WHAT YOU WILL DO →
Each line of the records below that holds "here" should be returned.
::: INPUT FOR THIS TASK :::
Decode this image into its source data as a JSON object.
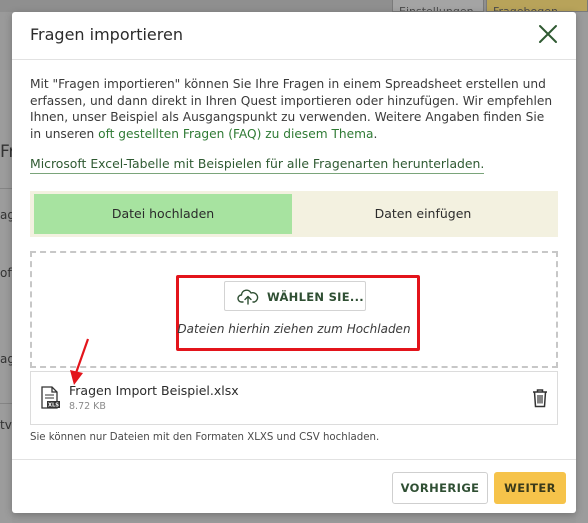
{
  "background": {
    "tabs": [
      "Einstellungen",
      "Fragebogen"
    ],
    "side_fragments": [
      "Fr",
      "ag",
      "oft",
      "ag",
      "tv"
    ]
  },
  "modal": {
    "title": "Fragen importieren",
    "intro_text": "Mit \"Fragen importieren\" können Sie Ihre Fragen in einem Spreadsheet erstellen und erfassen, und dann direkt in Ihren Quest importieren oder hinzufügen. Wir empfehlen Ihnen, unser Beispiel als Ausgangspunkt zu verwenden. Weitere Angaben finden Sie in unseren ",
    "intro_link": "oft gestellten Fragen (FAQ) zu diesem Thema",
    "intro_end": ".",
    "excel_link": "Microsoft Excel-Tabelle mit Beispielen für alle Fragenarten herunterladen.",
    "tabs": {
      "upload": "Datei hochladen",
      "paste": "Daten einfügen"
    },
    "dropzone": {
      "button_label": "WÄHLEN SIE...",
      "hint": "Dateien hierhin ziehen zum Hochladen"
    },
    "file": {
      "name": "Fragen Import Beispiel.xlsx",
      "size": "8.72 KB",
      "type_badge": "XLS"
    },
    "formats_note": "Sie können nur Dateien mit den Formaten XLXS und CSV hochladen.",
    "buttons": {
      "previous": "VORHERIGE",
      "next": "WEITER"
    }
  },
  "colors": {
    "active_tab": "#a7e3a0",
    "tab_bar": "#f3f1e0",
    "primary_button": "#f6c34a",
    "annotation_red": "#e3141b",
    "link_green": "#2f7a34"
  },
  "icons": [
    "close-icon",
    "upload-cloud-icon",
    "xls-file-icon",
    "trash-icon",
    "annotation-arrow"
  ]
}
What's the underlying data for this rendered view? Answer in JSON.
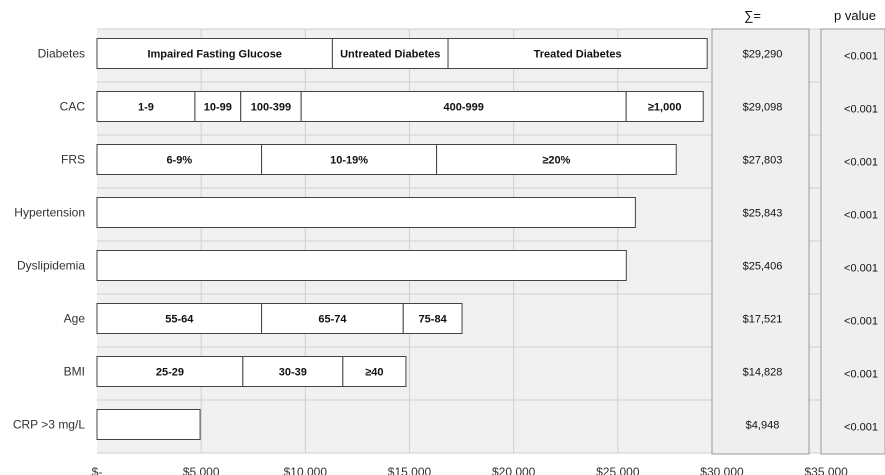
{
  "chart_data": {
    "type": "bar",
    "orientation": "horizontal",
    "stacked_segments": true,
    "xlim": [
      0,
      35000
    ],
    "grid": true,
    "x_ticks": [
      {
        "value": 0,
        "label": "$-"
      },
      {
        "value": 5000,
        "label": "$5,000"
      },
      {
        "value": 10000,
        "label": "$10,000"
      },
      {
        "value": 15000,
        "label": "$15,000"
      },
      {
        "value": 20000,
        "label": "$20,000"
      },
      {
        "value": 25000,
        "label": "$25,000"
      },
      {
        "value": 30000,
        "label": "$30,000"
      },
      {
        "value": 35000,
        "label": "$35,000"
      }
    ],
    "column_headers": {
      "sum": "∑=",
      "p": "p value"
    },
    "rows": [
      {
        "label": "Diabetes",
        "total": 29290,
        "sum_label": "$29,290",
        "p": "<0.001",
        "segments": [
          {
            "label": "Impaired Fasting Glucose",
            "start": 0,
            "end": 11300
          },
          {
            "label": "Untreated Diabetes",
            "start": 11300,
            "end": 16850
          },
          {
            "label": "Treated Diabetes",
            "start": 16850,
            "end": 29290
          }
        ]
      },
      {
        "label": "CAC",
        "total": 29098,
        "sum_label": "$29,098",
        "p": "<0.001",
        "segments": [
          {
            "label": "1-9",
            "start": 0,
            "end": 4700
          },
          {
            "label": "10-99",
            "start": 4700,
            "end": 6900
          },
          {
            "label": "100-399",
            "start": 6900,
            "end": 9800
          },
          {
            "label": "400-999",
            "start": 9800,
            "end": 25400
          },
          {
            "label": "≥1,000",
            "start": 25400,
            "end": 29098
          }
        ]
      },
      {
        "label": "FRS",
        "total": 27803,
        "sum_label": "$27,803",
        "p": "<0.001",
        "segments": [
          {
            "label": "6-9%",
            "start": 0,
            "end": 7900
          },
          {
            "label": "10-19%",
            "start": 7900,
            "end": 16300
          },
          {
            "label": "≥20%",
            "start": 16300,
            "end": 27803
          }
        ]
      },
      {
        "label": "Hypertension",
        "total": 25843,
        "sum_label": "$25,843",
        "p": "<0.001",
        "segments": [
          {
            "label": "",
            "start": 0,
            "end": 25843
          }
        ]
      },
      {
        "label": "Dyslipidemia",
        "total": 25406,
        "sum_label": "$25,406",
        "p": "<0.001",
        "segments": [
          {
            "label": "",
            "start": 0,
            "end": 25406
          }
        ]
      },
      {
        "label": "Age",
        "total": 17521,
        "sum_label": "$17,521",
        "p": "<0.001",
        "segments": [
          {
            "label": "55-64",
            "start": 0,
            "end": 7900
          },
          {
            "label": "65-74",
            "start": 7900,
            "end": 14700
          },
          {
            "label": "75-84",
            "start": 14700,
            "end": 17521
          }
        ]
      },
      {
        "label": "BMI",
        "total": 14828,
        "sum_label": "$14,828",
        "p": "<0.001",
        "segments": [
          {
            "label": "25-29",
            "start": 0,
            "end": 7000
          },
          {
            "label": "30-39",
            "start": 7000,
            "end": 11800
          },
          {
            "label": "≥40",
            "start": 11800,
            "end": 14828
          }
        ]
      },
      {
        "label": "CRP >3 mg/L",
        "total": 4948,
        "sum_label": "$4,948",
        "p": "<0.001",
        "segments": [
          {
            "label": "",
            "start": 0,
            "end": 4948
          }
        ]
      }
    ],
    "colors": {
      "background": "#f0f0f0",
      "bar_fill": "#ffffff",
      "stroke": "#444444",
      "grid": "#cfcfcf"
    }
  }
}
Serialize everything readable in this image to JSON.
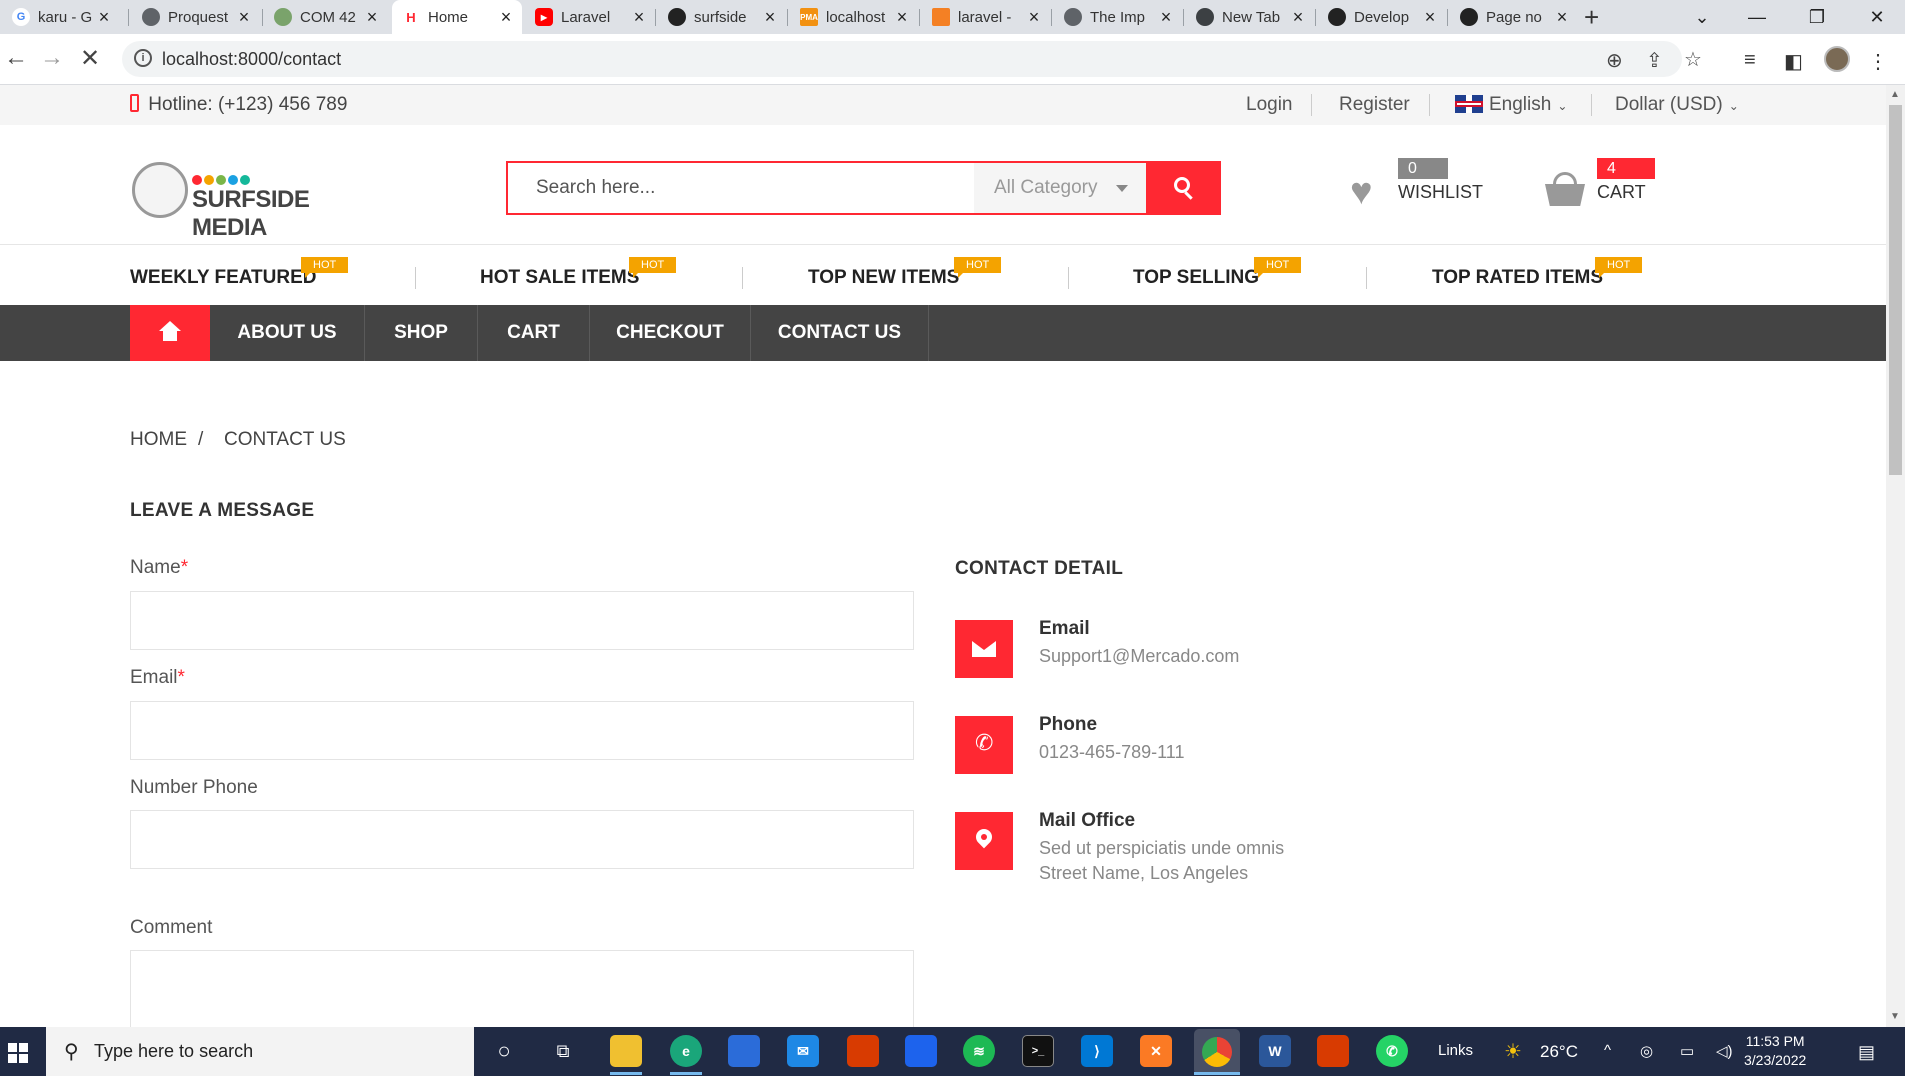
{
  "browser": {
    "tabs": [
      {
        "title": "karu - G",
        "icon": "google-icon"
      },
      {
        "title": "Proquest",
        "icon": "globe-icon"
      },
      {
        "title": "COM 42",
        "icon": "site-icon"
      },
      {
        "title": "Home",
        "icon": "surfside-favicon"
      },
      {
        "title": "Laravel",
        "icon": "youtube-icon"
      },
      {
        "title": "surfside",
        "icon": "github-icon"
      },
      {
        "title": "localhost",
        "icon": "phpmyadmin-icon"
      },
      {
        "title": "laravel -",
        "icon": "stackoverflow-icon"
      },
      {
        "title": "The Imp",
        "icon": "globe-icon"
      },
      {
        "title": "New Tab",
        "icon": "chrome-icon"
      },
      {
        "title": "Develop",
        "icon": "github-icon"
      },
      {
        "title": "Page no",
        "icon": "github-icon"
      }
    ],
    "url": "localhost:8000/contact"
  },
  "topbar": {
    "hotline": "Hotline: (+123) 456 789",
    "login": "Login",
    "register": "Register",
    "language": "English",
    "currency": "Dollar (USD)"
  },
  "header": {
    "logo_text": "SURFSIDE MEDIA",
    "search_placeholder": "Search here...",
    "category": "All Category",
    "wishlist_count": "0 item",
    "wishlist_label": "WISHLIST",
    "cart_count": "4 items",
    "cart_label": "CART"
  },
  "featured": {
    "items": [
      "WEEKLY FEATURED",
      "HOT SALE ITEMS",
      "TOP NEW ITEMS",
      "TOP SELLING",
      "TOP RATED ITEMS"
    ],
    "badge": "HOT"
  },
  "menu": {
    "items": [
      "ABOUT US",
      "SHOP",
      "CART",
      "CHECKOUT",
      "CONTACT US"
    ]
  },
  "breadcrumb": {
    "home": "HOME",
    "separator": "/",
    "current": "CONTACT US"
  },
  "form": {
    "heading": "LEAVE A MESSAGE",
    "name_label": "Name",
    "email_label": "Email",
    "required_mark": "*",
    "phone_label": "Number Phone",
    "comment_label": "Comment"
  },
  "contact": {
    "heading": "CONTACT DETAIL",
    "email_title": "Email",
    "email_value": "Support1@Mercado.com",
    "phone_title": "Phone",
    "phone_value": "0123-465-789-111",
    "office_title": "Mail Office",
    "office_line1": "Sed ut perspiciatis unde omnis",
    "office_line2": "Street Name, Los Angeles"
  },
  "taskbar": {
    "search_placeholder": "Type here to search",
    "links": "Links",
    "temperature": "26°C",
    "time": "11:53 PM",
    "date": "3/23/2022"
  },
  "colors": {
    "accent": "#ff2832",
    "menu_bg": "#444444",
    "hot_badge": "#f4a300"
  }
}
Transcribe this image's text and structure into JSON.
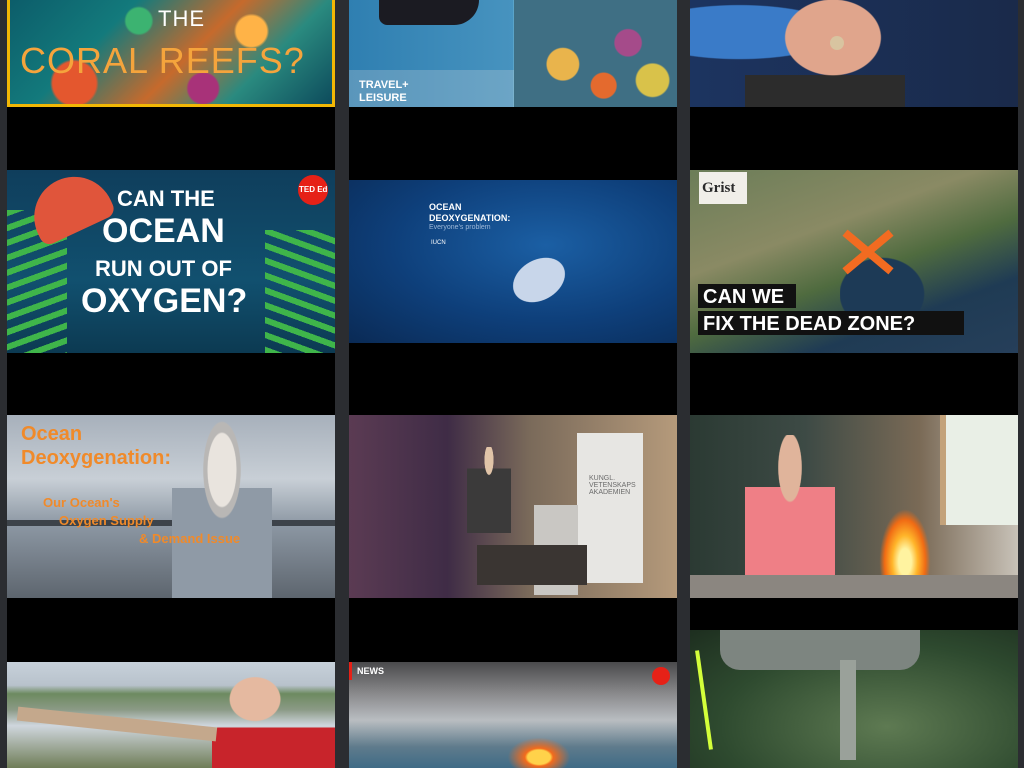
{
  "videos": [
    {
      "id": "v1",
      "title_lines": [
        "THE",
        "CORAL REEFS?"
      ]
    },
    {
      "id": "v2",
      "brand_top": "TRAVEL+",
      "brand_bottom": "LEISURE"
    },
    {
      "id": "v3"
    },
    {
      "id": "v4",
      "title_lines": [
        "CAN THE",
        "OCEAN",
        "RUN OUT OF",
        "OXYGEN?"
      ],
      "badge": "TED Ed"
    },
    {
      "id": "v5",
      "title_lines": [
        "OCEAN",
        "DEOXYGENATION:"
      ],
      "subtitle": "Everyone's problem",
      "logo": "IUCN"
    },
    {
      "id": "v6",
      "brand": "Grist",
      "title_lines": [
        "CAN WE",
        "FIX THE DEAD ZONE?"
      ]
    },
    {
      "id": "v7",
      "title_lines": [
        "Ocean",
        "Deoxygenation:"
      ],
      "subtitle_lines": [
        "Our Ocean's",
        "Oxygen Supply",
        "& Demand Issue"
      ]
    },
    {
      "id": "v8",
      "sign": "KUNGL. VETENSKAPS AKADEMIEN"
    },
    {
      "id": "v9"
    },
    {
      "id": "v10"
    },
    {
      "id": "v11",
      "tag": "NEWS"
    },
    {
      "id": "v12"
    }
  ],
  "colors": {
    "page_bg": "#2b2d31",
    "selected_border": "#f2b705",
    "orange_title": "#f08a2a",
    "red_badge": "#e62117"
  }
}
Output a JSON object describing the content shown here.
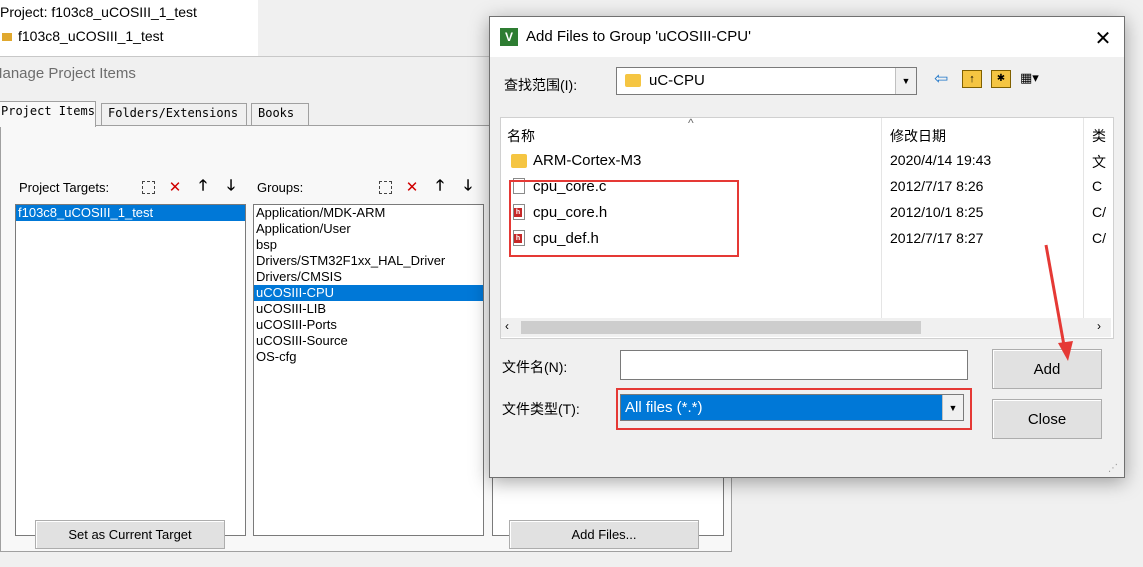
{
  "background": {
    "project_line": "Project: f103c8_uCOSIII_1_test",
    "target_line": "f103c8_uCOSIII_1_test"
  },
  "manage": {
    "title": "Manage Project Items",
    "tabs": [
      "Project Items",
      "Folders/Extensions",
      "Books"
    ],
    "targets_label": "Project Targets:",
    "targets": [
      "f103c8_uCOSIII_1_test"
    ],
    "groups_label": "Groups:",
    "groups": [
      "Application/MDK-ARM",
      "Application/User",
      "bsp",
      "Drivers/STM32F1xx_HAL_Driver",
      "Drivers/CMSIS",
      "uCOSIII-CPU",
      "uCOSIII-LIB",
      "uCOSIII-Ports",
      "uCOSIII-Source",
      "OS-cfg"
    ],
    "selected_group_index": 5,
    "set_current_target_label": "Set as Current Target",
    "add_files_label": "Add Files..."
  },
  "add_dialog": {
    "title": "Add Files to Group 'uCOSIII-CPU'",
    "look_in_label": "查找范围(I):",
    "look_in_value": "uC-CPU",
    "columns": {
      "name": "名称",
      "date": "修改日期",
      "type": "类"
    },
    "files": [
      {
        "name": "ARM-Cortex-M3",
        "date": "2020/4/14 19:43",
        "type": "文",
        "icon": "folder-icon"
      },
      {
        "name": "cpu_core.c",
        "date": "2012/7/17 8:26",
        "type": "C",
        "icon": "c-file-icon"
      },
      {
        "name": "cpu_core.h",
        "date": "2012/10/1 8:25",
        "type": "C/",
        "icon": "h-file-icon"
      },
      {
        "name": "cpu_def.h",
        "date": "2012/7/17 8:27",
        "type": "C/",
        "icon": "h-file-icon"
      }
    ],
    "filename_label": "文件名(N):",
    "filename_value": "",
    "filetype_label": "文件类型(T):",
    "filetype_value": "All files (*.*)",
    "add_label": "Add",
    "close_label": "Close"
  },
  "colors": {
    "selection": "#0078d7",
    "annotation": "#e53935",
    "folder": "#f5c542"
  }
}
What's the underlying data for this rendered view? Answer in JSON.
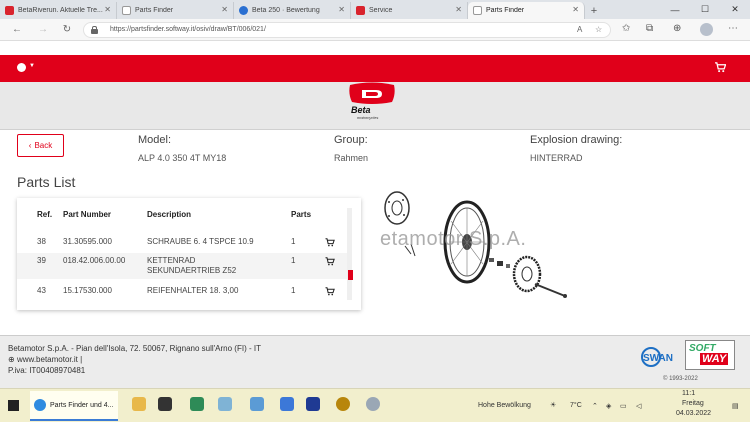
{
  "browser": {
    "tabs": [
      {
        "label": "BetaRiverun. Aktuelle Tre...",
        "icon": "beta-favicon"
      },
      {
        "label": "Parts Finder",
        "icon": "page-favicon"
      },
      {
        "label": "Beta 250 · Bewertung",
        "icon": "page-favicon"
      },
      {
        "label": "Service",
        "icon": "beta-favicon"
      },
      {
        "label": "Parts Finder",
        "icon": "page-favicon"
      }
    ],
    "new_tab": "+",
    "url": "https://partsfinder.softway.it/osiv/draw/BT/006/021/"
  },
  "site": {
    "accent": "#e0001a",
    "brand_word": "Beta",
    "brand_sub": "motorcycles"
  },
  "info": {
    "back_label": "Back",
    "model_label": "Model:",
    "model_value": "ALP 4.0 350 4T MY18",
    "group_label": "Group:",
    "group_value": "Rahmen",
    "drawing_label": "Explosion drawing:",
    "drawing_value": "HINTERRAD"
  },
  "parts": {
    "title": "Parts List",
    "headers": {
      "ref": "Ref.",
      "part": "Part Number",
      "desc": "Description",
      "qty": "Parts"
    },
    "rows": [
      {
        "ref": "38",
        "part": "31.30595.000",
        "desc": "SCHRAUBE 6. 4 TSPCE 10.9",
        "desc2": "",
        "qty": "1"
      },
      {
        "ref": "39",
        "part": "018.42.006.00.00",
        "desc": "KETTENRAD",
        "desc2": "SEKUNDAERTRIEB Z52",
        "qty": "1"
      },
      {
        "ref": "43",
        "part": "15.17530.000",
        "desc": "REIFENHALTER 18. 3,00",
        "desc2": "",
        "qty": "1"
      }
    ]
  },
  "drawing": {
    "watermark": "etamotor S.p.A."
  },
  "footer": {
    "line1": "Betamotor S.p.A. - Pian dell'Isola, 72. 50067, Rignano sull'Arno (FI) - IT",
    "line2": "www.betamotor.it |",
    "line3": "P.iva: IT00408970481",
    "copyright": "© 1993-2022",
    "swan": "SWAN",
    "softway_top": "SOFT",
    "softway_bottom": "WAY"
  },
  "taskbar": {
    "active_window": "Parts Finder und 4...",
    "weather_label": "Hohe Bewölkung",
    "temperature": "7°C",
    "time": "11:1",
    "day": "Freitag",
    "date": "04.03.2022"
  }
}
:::
SOLUTION TO THE EXERCISE →
    "search_placeholder": "Search here...",
    "search_placeholder": "Type here to search",
Output a JSON object describing the content shown here.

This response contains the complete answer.